If you’re trying to succeed in a job or a relationship or at a task, you’re either moving forward, falling behind, or standing still.
Sure, some of the people in a market have considered you (and even rejected you). But most of the people in the market have never even heard of you. The market doesn’t have just one mind. Different people in the market are seeking different things.
In a competitive world, adversity is your ally. The harder it gets, the better chance you have of insulating yourself from the competition. If that adversity also causes you to quit, though, it’s all for nothing.
Should you keep going or quit? Is this a nose dive into failure or a dip before success? The Dip by Seth Godin is here to help you figure that out.
Seth Godin talks about how status roles are invoked in our decisions and inform our pursuits. He also addresses a bunch of questions at the end. The one that stood out for me was a question about what things to try. He says, try a bunch in public so that your audience can vote on […]
When you meet someone, you need to have a superpower. If you don’t, you’re just another handshake. It’s not about touting yourself or coming on too strong. It’s about making the introduction meaningful. If I don’t know your superpower, then I don’t know how you can help me (or I can help you).
What will make someone a linchpin is not a shortcut. It’s the understanding of which hard work is worth doing. The only thing that separates great artists from mediocre ones is their ability to push through the dip.
I think the discipline of shipping is essential in the long-term path to becoming indispensable. While some artists manage to work for years or decades and actually ship something important, far more often we find the dreams of art shattered by the resistance.

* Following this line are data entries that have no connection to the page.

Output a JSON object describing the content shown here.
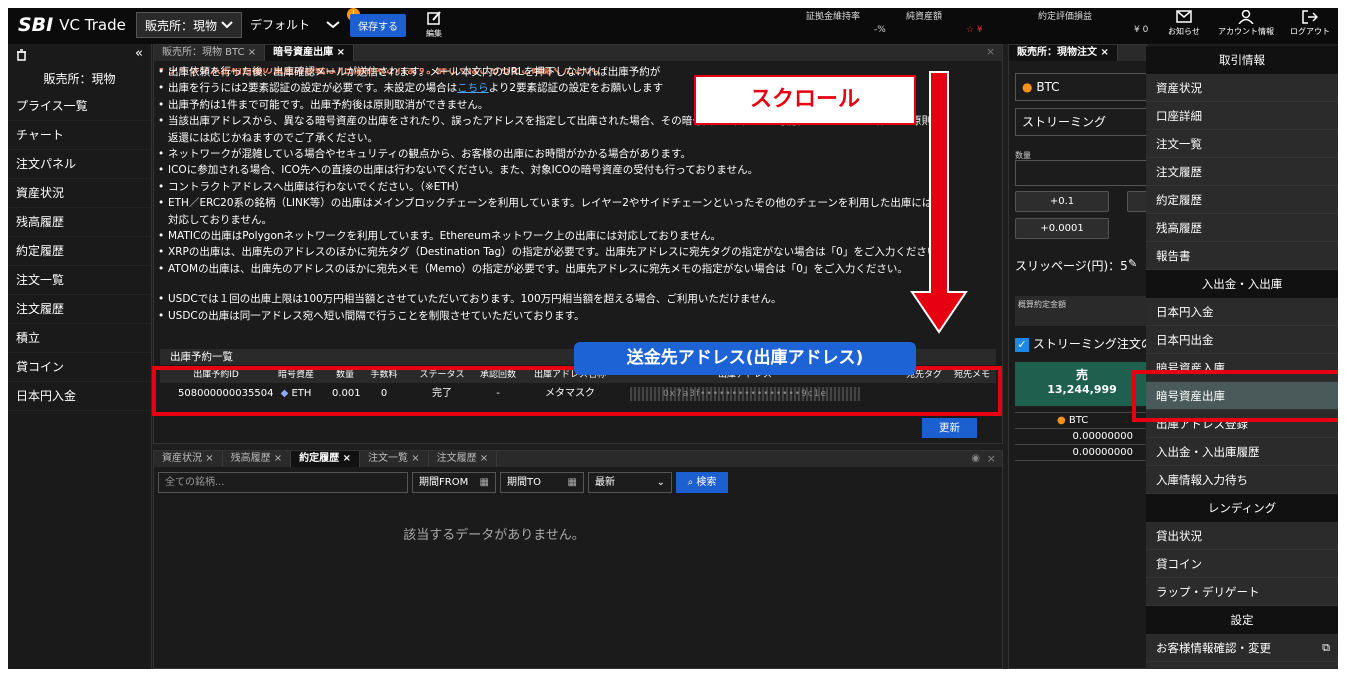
{
  "topbar": {
    "logo_sbi": "SBI",
    "logo_vc": "VC Trade",
    "market_select": "販売所：現物",
    "layout_select": "デフォルト",
    "badge": "!",
    "save": "保存する",
    "edit": "編集",
    "stats": [
      {
        "label": "証拠金維持率",
        "value": "-%"
      },
      {
        "label": "純資産額",
        "value": "☆ ¥"
      },
      {
        "label": "約定評価損益",
        "value": "¥ 0"
      }
    ],
    "notice": "お知らせ",
    "account": "アカウント情報",
    "logout": "ログアウト"
  },
  "sidebar": {
    "collapse": "«",
    "title": "販売所：現物",
    "items": [
      "プライス一覧",
      "チャート",
      "注文パネル",
      "資産状況",
      "残高履歴",
      "約定履歴",
      "注文一覧",
      "注文履歴",
      "積立",
      "貸コイン",
      "日本円入金"
    ]
  },
  "main_tabs": [
    {
      "label": "販売所：現物 BTC",
      "close": "×"
    },
    {
      "label": "暗号資産出庫",
      "close": "×"
    }
  ],
  "notice_top": "クイック入金相当額の資産の移転は7日間制限されます。詳しくはこちらをご確認ください。",
  "bullets": [
    "出庫依頼を行った後、出庫確認メールが送信されます。メール本文内のURLを押下しなければ出庫予約が",
    "出庫を行うには2要素認証の設定が必要です。未設定の場合は|こちら|より2要素認証の設定をお願いします",
    "出庫予約は1件まで可能です。出庫予約後は原則取消ができません。",
    "当該出庫アドレスから、異なる暗号資産の出庫をされたり、誤ったアドレスを指定して出庫された場合、その暗号資産は失われる可能性があります。当社では原則",
    "返還には応じかねますのでご了承ください。",
    "ネットワークが混雑している場合やセキュリティの観点から、お客様の出庫にお時間がかかる場合があります。",
    "ICOに参加される場合、ICO先への直接の出庫は行わないでください。また、対象ICOの暗号資産の受付も行っておりません。",
    "コントラクトアドレスへ出庫は行わないでください。（※ETH）",
    "ETH／ERC20系の銘柄（LINK等）の出庫はメインブロックチェーンを利用しています。レイヤー2やサイドチェーンといったその他のチェーンを利用した出庫には",
    "対応しておりません。",
    "MATICの出庫はPolygonネットワークを利用しています。Ethereumネットワーク上の出庫には対応しておりません。",
    "XRPの出庫は、出庫先のアドレスのほかに宛先タグ（Destination Tag）の指定が必要です。出庫先アドレスに宛先タグの指定がない場合は「0」をご入力ください。",
    "ATOMの出庫は、出庫先のアドレスのほかに宛先メモ（Memo）の指定が必要です。出庫先アドレスに宛先メモの指定がない場合は「0」をご入力ください。",
    "",
    "USDCでは１回の出庫上限は100万円相当額とさせていただいております。100万円相当額を超える場合、ご利用いただけません。",
    "USDCの出庫は同一アドレス宛へ短い間隔で行うことを制限させていただいております。"
  ],
  "reservation": {
    "title": "出庫予約一覧",
    "headers": [
      "出庫予約ID",
      "暗号資産",
      "数量",
      "手数料",
      "ステータス",
      "承認回数",
      "出庫アドレス名称",
      "出庫アドレス",
      "宛先タグ",
      "宛先メモ"
    ],
    "row": [
      "508000000035504",
      "ETH",
      "0.001",
      "0",
      "完了",
      "-",
      "メタマスク",
      "0x7a3f••••••••••••••••9c1e",
      "",
      ""
    ],
    "refresh": "更新"
  },
  "bottom_tabs": [
    "資産状況",
    "残高履歴",
    "約定履歴",
    "注文一覧",
    "注文履歴"
  ],
  "filter": {
    "placeholder": "全ての銘柄...",
    "from": "期間FROM",
    "to": "期間TO",
    "sort": "最新",
    "search": "検索"
  },
  "empty": "該当するデータがありません。",
  "right_panel": {
    "tab": "販売所：現物注文",
    "coin": "BTC",
    "mode": "ストリーミング",
    "qty_label": "数量",
    "step1": "+0.1",
    "step2": "+0.0001",
    "slippage": "スリッページ(円)：5",
    "est_label": "概算約定金額",
    "stream_check": "ストリーミング注文の",
    "sell": "売",
    "sell_price": "13,244,999",
    "bal_coin": "BTC",
    "bal1": "0.00000000",
    "bal2": "0.00000000"
  },
  "menu": [
    {
      "type": "h",
      "label": "取引情報"
    },
    {
      "type": "i",
      "label": "資産状況"
    },
    {
      "type": "i",
      "label": "口座詳細"
    },
    {
      "type": "i",
      "label": "注文一覧"
    },
    {
      "type": "i",
      "label": "注文履歴"
    },
    {
      "type": "i",
      "label": "約定履歴"
    },
    {
      "type": "i",
      "label": "残高履歴"
    },
    {
      "type": "i",
      "label": "報告書"
    },
    {
      "type": "h",
      "label": "入出金・入出庫"
    },
    {
      "type": "i",
      "label": "日本円入金"
    },
    {
      "type": "i",
      "label": "日本円出金"
    },
    {
      "type": "i",
      "label": "暗号資産入庫"
    },
    {
      "type": "s",
      "label": "暗号資産出庫"
    },
    {
      "type": "i",
      "label": "出庫アドレス登録"
    },
    {
      "type": "i",
      "label": "入出金・入出庫履歴"
    },
    {
      "type": "i",
      "label": "入庫情報入力待ち"
    },
    {
      "type": "h",
      "label": "レンディング"
    },
    {
      "type": "i",
      "label": "貸出状況"
    },
    {
      "type": "i",
      "label": "貸コイン"
    },
    {
      "type": "i",
      "label": "ラップ・デリゲート"
    },
    {
      "type": "h",
      "label": "設定"
    },
    {
      "type": "i",
      "label": "お客様情報確認・変更"
    }
  ],
  "callouts": {
    "scroll": "スクロール",
    "address": "送金先アドレス(出庫アドレス)"
  }
}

Finding security in mediocrity is an exhausting process. You can only work so many hours, fret only so much. Being a slightly better typist or a slightly faster coder is insufficient. You’re always looking over your shoulder, always trying to be a little less mediocre than the guy next to you. It wears you out.

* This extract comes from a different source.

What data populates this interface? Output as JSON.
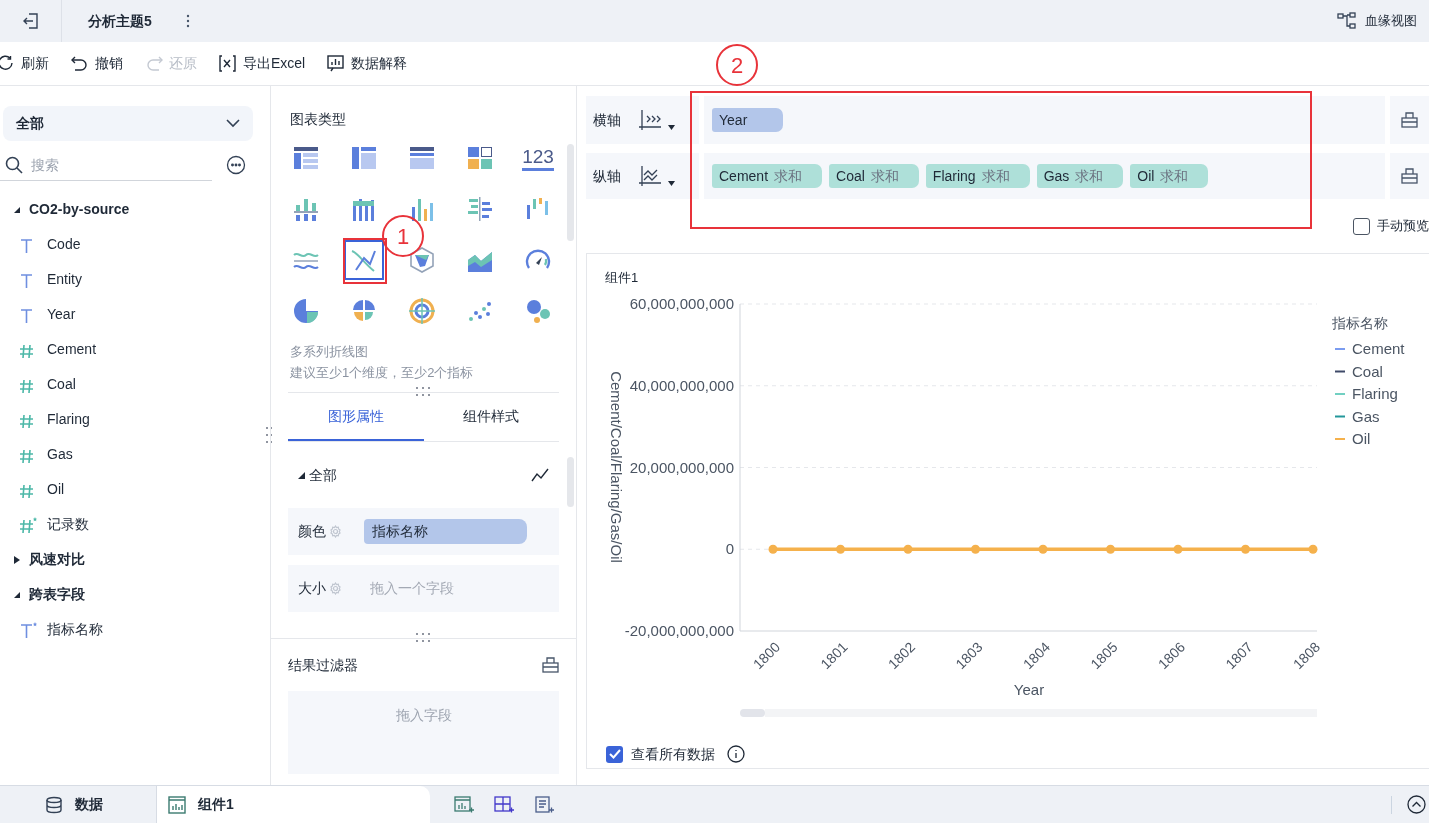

Organizing around the average means that the organization has exchanged the high productivity of exceptional performance for the ease and security of an endless parade of average performers.